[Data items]

═══

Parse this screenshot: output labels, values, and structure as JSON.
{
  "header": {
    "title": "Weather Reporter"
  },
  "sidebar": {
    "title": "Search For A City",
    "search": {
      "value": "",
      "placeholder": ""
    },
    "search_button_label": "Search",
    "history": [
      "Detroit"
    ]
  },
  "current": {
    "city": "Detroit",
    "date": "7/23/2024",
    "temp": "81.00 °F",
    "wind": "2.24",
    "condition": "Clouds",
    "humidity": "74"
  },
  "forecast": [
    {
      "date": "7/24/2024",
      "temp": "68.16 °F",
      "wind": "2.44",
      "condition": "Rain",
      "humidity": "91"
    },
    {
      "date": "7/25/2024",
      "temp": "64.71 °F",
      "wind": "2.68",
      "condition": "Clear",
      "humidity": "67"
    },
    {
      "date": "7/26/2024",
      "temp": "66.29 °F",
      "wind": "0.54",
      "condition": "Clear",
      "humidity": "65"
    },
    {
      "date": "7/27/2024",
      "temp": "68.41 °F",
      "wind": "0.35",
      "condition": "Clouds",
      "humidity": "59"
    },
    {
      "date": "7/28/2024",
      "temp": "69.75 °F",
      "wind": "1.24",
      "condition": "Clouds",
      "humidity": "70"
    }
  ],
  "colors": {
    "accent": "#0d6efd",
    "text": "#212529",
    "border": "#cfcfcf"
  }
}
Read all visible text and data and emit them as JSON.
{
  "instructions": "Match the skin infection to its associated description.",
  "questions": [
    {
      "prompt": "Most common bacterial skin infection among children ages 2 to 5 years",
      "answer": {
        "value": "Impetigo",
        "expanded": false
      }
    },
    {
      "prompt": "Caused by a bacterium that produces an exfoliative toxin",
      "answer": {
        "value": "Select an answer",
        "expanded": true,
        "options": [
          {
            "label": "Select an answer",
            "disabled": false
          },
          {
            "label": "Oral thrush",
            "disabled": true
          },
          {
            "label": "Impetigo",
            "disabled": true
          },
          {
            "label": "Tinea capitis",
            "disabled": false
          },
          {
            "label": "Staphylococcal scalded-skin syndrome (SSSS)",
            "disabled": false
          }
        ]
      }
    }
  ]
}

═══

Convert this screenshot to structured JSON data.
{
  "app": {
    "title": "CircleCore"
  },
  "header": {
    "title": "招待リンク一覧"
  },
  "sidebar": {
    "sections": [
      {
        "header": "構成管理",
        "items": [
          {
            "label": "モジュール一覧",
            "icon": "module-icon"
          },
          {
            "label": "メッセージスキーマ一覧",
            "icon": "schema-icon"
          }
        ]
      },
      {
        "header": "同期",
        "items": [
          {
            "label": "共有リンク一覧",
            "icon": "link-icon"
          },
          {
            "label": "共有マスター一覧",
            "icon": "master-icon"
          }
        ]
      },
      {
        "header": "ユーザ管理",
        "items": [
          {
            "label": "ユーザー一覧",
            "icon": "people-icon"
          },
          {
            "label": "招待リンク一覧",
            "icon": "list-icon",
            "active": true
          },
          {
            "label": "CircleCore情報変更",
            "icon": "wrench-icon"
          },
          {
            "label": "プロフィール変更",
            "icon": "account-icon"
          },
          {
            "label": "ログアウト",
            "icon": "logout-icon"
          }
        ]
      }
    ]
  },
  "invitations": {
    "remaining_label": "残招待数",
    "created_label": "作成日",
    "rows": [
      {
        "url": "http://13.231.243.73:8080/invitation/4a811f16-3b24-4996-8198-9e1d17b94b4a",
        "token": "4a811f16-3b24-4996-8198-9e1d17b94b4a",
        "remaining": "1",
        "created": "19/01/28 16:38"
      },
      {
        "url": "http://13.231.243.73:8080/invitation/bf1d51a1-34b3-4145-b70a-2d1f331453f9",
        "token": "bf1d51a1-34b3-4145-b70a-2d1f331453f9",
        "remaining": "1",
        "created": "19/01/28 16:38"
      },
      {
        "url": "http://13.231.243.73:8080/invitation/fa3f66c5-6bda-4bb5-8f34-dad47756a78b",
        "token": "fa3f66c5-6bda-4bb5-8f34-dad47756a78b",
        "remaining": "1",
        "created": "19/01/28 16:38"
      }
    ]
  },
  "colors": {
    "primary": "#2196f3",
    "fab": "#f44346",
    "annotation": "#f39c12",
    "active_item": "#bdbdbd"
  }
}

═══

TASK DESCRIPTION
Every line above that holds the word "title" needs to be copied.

EXPECTED ANSWER
    "title": "Weather Reporter"
    "title": "Search For A City",
    "title": "CircleCore"
    "title": "招待リンク一覧"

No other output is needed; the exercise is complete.